◆ **INPUT MATERIAL**:
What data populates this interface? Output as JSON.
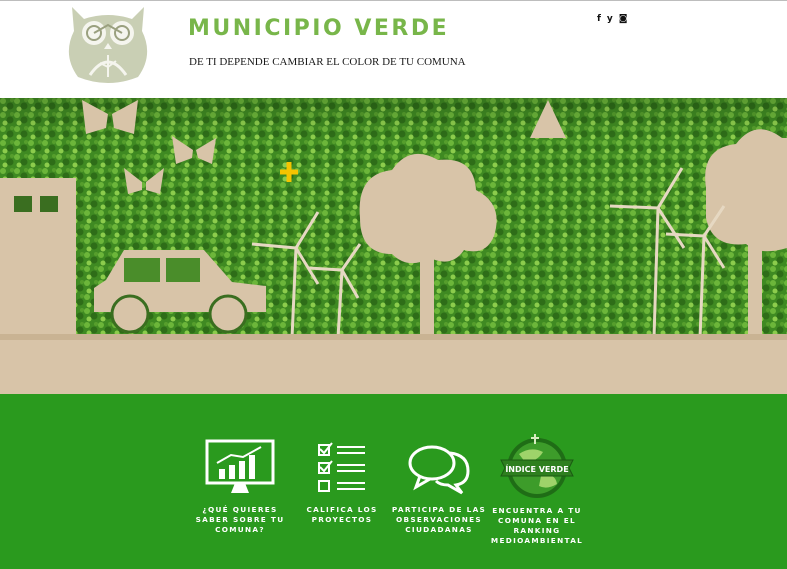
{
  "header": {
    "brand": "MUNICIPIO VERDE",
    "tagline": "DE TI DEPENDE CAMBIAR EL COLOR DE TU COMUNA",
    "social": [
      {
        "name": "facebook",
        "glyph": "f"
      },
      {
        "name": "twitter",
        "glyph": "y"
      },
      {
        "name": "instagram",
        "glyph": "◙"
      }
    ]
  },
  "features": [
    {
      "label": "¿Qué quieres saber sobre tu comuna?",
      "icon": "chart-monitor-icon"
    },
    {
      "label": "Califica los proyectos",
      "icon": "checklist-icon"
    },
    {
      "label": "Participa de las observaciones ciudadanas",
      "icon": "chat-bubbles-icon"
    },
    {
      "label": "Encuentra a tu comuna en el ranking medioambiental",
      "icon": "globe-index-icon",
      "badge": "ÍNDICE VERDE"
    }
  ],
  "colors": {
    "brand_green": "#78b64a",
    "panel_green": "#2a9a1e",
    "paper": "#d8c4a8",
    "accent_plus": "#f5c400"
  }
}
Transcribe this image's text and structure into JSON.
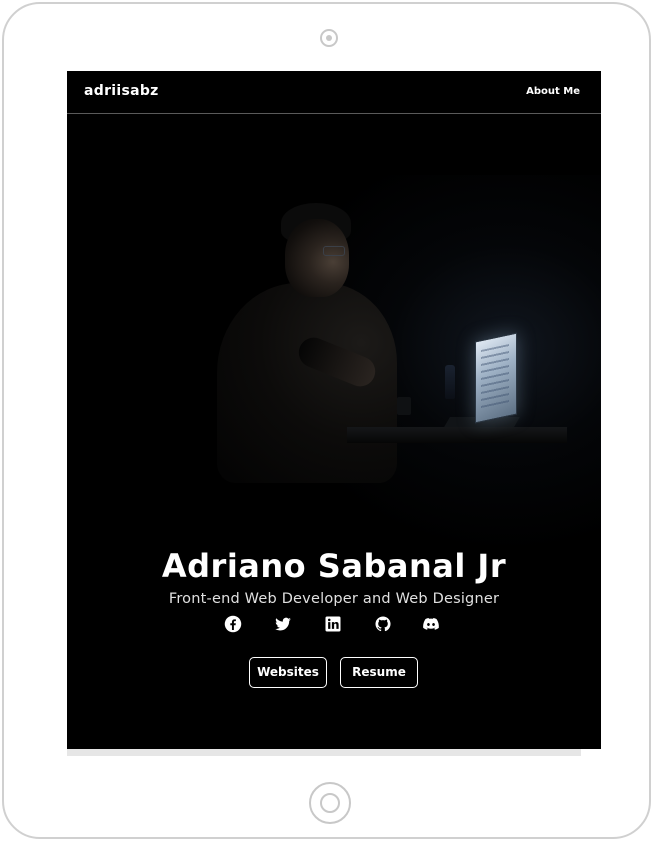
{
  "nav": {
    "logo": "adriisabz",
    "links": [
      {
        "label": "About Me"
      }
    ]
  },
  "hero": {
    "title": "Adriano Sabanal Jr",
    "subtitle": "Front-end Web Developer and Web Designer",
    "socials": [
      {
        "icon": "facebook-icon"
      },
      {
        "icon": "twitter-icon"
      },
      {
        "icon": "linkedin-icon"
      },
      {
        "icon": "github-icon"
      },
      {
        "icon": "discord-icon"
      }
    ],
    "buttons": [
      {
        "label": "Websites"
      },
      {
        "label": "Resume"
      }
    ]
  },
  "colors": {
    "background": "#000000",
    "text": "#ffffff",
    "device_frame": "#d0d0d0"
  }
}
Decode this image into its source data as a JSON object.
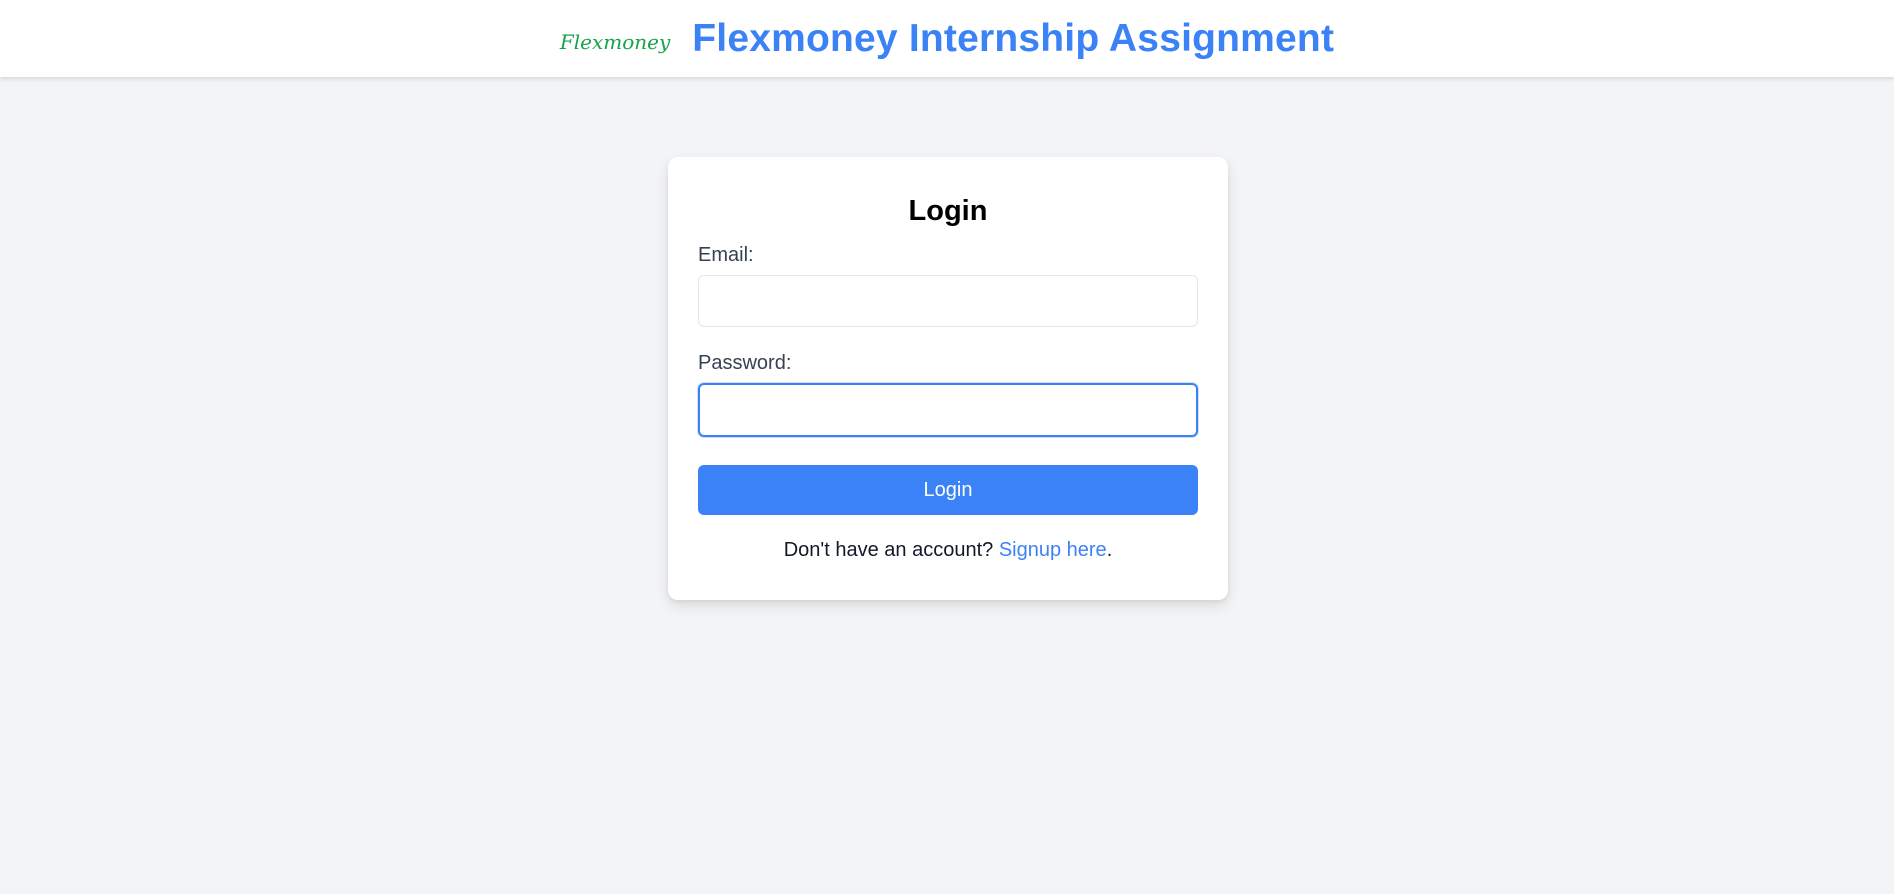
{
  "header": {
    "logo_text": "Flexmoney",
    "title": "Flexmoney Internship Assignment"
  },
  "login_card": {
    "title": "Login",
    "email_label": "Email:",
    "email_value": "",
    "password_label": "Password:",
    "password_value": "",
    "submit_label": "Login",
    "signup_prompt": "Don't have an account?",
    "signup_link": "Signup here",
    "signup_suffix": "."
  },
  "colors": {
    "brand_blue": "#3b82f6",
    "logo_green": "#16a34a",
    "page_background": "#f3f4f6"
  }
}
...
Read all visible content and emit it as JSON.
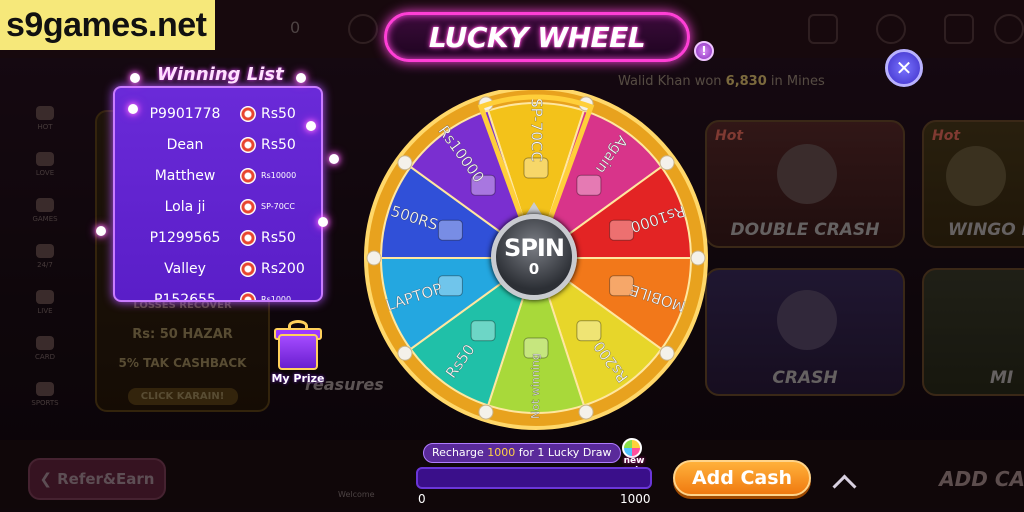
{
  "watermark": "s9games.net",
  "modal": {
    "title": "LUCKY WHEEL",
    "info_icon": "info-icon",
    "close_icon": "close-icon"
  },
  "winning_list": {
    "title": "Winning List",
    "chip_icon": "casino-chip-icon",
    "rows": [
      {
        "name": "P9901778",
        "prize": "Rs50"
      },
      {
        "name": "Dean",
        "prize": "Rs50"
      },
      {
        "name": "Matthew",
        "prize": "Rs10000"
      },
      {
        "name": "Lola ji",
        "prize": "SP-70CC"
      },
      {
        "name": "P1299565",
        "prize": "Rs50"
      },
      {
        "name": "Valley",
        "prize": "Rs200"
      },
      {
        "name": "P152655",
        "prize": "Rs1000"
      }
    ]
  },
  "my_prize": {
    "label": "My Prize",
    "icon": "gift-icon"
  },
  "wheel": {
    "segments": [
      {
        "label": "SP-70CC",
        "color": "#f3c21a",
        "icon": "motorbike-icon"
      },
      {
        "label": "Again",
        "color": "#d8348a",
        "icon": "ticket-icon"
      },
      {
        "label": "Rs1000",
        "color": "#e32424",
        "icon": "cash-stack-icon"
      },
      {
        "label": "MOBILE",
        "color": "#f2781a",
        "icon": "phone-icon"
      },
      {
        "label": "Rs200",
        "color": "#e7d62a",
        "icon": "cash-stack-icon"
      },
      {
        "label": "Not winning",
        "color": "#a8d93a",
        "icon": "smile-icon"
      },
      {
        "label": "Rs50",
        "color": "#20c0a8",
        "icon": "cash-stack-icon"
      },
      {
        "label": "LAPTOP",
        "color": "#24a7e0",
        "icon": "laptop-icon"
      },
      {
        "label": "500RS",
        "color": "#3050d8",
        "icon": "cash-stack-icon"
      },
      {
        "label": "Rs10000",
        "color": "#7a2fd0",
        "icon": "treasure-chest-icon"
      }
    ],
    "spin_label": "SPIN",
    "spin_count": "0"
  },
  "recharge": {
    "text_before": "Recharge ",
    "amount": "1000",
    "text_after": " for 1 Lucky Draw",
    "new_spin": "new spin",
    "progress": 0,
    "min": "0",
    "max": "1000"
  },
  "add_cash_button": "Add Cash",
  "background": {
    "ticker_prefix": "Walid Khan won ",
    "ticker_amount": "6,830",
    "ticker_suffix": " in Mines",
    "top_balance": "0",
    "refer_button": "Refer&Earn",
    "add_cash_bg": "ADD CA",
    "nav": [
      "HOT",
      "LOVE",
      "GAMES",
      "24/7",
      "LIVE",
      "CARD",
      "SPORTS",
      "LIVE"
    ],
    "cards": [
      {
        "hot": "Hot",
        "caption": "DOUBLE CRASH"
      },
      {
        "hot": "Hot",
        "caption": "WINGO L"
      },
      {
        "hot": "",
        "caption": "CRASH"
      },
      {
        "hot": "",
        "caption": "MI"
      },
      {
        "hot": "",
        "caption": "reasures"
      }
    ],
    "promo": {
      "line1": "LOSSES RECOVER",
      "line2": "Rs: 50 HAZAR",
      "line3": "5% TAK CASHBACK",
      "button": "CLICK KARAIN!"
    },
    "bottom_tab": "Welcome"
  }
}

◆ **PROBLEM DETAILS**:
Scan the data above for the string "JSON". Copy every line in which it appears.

◆ **ANSWER TO THIS PROBLEM**:
What data populates this interface? Output as JSON.
Transcribe this image's text and structure into JSON.
Decode this image into its source data as a JSON object.
Read all visible content and emit it as JSON.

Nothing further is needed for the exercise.